* [Given data]
++++++++

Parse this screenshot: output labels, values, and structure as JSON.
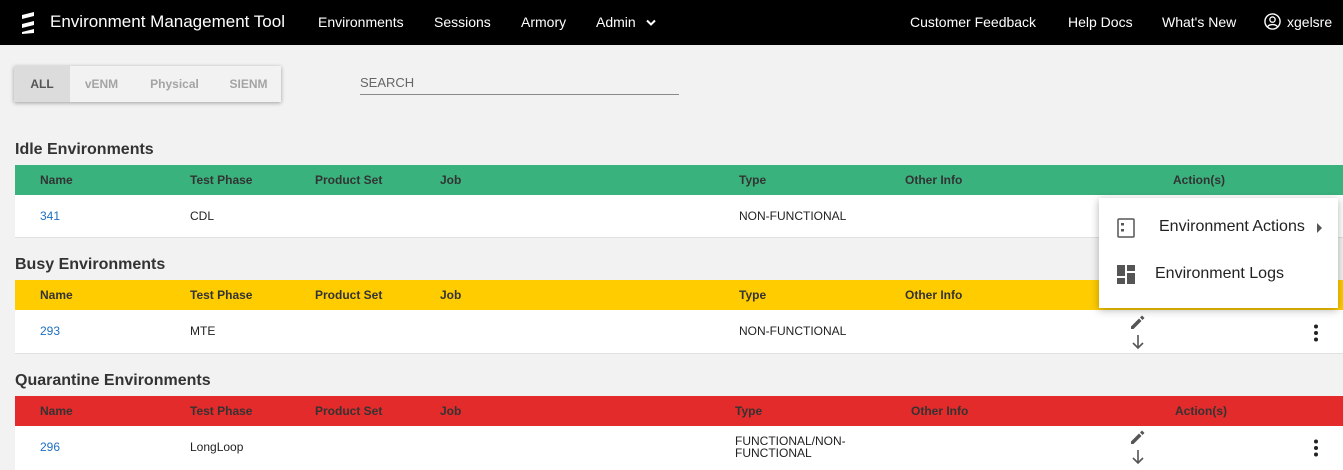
{
  "app": {
    "title": "Environment Management Tool",
    "nav": [
      "Environments",
      "Sessions",
      "Armory",
      "Admin"
    ],
    "right_nav": [
      "Customer Feedback",
      "Help Docs",
      "What's New"
    ],
    "user": "xgelsre"
  },
  "filters": {
    "tabs": [
      "ALL",
      "vENM",
      "Physical",
      "SIENM"
    ],
    "active": "ALL"
  },
  "search": {
    "placeholder": "SEARCH",
    "value": ""
  },
  "columns": [
    "Name",
    "Test Phase",
    "Product Set",
    "Job",
    "Type",
    "Other Info",
    "Action(s)"
  ],
  "sections": [
    {
      "title": "Idle Environments",
      "color": "#39b27d",
      "rows": [
        {
          "name": "341",
          "test_phase": "CDL",
          "product_set": "",
          "job": "",
          "type": "NON-FUNCTIONAL",
          "other_info": ""
        }
      ]
    },
    {
      "title": "Busy Environments",
      "color": "#ffcc00",
      "rows": [
        {
          "name": "293",
          "test_phase": "MTE",
          "product_set": "",
          "job": "",
          "type": "NON-FUNCTIONAL",
          "other_info": ""
        }
      ]
    },
    {
      "title": "Quarantine Environments",
      "color": "#e32b2b",
      "rows": [
        {
          "name": "296",
          "test_phase": "LongLoop",
          "product_set": "",
          "job": "",
          "type_line1": "FUNCTIONAL/NON-",
          "type_line2": "FUNCTIONAL",
          "other_info": ""
        }
      ]
    }
  ],
  "action_menu": {
    "items": [
      {
        "label": "Environment Actions",
        "icon": "list-icon",
        "has_submenu": true
      },
      {
        "label": "Environment Logs",
        "icon": "dashboard-icon"
      }
    ]
  },
  "icons": {
    "edit": "pencil-icon",
    "download": "arrow-down-icon",
    "more": "more-vert-icon",
    "user": "account-circle-icon"
  }
}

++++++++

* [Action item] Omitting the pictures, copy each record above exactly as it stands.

* [Answer to this exercise]
Parse this screenshot: output labels, values, and structure as JSON.
{
  "app": {
    "title": "Environment Management Tool",
    "nav": [
      "Environments",
      "Sessions",
      "Armory",
      "Admin"
    ],
    "right_nav": [
      "Customer Feedback",
      "Help Docs",
      "What's New"
    ],
    "user": "xgelsre"
  },
  "filters": {
    "tabs": [
      "ALL",
      "vENM",
      "Physical",
      "SIENM"
    ],
    "active": "ALL"
  },
  "search": {
    "placeholder": "SEARCH",
    "value": ""
  },
  "columns": [
    "Name",
    "Test Phase",
    "Product Set",
    "Job",
    "Type",
    "Other Info",
    "Action(s)"
  ],
  "sections": [
    {
      "title": "Idle Environments",
      "color": "#39b27d",
      "rows": [
        {
          "name": "341",
          "test_phase": "CDL",
          "product_set": "",
          "job": "",
          "type": "NON-FUNCTIONAL",
          "other_info": ""
        }
      ]
    },
    {
      "title": "Busy Environments",
      "color": "#ffcc00",
      "rows": [
        {
          "name": "293",
          "test_phase": "MTE",
          "product_set": "",
          "job": "",
          "type": "NON-FUNCTIONAL",
          "other_info": ""
        }
      ]
    },
    {
      "title": "Quarantine Environments",
      "color": "#e32b2b",
      "rows": [
        {
          "name": "296",
          "test_phase": "LongLoop",
          "product_set": "",
          "job": "",
          "type_line1": "FUNCTIONAL/NON-",
          "type_line2": "FUNCTIONAL",
          "other_info": ""
        }
      ]
    }
  ],
  "action_menu": {
    "items": [
      {
        "label": "Environment Actions",
        "icon": "list-icon",
        "has_submenu": true
      },
      {
        "label": "Environment Logs",
        "icon": "dashboard-icon"
      }
    ]
  },
  "icons": {
    "edit": "pencil-icon",
    "download": "arrow-down-icon",
    "more": "more-vert-icon",
    "user": "account-circle-icon"
  }
}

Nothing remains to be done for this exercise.